What does all of this mean for international efforts to stop Iran? The Syrian case has clearly demonstrated the essential role and importance of state-based leadership. Complex cases of WMD non-compliance will most likely not be resolved by “the UN," or even the Security Council. Rather, they will be decided by individual members of the Security Council – most importantly, by its strongest members, the United States and Russia.
The ability of these two global powers to work together no doubt strengthens their common goal to confront WMD noncompliance and threats. But the critical stage in the Syrian dynamic occurred before Russia came up with the deal, when the United States and Russia were at odds over the use of force. This is when the Obama administration’s moral and strategic leadership assumed center stage. Yes, the administration wavered, but Secretary of State John Kerry’s speech on August 30th and President Obama’s on September 10th were an affirmation of the administration’s determination not to remain inactive when the norm against chemical weapons was being so blatantly violated.

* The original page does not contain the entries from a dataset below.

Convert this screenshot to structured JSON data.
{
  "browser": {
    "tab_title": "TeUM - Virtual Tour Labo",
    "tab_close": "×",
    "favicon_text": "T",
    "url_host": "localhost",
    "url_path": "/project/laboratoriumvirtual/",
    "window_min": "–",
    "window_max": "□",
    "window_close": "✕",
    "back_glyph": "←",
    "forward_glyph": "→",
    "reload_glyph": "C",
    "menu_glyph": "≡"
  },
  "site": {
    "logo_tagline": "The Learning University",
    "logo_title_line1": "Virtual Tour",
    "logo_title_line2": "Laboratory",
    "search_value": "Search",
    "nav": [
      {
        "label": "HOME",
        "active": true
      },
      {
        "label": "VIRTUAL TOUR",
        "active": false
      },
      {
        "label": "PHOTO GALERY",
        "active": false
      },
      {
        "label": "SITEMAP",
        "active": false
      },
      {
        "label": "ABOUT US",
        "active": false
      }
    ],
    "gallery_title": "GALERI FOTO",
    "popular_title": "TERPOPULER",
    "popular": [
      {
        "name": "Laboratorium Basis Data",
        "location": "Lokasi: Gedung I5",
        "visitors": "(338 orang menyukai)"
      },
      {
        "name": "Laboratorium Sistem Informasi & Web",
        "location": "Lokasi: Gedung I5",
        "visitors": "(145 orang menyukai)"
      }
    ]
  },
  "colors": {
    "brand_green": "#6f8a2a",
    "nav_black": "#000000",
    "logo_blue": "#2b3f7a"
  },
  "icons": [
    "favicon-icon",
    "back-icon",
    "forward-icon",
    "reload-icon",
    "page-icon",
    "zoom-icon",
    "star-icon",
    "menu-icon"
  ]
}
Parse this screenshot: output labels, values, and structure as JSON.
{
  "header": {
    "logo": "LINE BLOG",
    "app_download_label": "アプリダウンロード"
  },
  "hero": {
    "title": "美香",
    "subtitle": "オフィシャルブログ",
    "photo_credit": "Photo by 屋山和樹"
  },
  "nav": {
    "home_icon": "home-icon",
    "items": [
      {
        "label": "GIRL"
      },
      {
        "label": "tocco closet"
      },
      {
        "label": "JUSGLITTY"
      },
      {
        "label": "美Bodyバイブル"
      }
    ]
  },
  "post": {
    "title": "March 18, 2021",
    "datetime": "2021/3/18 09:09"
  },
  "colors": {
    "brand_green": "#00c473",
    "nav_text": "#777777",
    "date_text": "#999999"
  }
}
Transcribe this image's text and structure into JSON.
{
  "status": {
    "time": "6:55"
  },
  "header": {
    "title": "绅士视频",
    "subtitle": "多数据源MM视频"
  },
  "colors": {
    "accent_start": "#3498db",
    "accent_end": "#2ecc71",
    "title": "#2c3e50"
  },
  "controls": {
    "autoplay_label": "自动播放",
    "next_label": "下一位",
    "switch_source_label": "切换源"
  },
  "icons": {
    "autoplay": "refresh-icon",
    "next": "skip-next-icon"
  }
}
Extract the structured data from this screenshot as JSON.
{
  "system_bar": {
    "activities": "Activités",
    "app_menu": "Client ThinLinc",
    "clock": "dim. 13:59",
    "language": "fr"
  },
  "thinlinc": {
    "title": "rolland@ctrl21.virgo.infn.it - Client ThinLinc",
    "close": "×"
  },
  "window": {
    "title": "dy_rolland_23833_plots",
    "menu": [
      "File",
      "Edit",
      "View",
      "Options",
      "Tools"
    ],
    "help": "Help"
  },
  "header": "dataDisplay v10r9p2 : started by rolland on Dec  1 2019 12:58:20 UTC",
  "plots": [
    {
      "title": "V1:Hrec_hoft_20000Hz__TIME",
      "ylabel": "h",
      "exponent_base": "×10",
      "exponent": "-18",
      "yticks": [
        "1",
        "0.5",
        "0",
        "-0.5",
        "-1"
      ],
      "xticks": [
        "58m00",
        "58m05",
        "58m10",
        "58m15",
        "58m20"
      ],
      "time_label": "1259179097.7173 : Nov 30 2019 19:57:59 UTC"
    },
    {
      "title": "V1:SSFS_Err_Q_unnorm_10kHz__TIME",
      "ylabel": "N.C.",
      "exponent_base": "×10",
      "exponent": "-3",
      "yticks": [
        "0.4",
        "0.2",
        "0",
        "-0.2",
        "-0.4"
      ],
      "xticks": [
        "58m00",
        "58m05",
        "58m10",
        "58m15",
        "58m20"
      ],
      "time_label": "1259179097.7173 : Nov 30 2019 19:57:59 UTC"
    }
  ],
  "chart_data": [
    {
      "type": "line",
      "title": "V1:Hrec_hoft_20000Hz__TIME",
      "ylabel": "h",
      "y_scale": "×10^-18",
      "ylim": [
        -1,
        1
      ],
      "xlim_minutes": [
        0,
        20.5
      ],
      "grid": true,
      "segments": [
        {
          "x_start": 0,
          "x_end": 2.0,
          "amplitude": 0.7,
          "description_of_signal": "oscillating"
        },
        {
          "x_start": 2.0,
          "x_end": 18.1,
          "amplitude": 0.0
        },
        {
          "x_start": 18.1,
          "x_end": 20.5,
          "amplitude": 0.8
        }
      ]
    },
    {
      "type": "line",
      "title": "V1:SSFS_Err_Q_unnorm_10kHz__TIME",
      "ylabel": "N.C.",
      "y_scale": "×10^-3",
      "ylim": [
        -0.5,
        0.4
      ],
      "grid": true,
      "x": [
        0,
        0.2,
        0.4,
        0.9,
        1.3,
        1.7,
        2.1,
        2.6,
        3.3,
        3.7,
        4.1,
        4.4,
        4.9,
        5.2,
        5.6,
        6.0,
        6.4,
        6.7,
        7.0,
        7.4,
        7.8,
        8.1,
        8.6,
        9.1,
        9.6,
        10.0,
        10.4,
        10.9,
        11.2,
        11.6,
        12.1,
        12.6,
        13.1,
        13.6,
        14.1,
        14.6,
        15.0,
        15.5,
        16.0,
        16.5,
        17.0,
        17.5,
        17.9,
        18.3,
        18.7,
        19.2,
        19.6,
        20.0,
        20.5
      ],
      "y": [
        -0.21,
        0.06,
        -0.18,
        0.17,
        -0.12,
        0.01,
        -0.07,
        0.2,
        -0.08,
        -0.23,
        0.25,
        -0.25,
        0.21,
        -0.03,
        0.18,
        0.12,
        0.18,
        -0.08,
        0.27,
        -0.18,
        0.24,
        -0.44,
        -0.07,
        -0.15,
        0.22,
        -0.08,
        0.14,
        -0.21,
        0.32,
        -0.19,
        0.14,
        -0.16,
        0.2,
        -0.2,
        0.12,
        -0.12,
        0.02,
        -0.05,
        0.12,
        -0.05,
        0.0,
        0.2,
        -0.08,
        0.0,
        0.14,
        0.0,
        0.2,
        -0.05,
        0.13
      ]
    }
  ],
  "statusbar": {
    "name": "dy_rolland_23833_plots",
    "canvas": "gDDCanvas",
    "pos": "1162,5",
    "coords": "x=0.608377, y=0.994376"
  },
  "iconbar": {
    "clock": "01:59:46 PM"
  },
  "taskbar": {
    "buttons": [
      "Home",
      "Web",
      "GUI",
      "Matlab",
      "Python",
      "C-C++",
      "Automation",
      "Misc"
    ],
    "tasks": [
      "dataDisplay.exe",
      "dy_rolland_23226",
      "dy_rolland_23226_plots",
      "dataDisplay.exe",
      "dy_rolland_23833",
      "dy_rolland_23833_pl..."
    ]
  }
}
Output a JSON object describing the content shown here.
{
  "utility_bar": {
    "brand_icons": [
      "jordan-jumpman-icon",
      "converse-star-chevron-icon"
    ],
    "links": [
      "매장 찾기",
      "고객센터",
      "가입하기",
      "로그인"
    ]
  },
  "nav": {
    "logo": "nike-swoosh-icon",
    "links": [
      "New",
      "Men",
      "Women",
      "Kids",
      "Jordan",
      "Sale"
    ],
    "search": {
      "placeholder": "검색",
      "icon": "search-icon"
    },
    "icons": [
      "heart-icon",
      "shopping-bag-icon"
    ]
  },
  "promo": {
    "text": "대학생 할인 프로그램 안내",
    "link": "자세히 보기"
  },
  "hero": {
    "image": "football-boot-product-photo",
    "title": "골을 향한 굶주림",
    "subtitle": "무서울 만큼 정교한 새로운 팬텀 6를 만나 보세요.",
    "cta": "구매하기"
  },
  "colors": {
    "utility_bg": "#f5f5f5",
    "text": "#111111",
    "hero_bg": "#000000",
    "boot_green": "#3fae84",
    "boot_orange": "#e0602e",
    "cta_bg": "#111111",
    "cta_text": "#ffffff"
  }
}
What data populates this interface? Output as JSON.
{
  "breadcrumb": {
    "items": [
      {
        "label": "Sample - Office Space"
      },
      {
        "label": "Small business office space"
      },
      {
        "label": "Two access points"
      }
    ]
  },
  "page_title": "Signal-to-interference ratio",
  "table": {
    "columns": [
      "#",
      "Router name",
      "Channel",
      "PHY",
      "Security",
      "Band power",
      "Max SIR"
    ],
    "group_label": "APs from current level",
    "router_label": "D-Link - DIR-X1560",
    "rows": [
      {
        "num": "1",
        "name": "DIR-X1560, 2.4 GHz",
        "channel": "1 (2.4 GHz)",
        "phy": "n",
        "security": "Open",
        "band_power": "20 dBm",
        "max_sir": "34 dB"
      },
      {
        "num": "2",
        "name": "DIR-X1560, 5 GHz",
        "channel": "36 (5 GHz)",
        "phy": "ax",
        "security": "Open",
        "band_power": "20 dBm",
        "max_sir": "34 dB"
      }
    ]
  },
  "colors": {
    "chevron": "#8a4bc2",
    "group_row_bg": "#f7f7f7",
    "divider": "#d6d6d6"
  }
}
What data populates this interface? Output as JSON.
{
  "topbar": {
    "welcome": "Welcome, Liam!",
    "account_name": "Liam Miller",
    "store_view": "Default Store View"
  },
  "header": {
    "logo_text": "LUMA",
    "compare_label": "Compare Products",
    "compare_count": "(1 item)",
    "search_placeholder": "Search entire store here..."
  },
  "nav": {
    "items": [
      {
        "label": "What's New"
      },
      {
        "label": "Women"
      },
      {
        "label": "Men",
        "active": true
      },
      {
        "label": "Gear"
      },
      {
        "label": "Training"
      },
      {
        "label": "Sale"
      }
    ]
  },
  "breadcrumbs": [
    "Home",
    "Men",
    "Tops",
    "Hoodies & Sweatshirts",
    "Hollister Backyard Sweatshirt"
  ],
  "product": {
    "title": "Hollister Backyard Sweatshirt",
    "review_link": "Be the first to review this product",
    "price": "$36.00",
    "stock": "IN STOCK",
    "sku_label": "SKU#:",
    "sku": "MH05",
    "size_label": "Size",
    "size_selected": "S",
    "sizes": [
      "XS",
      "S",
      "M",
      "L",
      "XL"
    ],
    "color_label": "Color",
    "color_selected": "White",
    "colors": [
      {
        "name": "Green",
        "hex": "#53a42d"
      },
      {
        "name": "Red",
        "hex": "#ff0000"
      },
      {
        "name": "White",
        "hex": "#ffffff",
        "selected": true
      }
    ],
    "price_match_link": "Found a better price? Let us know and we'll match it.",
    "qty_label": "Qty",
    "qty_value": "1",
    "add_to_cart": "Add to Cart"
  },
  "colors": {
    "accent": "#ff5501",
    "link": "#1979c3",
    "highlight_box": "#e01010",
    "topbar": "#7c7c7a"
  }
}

Determined WMD proliferators like Syria and Iran are not likely to back down and reverse course without facing a credible threat of military force. This lesson has been driven home by the Syrian case. While many were focused on Obama’s faltering efforts to garner support for his position both domestically and in the international arena, Russia and Syria believed he would attack, and this pushed the Russians to propose a diplomatic way out, and the Syrians to accept it.
Obama might even have surprised himself with his own determination to act, and by the fact that his threats were taken seriously, ultimately producing a deal. There will almost certainly be additional obstacles along the road of disarming Syria of its chemical weapons, which could reignite tensions between the two global powers over the question of use of force. Still, the issue is now on the international agenda in a manner that can no longer be ignored by the international community.
Moreover, this experience has shown that taking a firm stand in international affairs, even at the risk of being unpopular, can work, and it is a true test of leadership. In an interview from September 15th, this salient insight found expression when Obama referred to the Iranian nuclear crisis: he explicitly stated that a credible threat of force coupled with a diplomatic effort can produce results. If the president remains focused on this message in the period leading up to the next round of negotiations with Iran, he will be better positioned to succeed than he has been in the past five years.
Dr. Emily B. Landau is a Senior Research Associate at the Institute for National Security Studies (INSS). She is the author of "Decade of Diplomacy: Negotiations with Iran and North Korea and the Future of Nuclear Nonproliferation" (2012).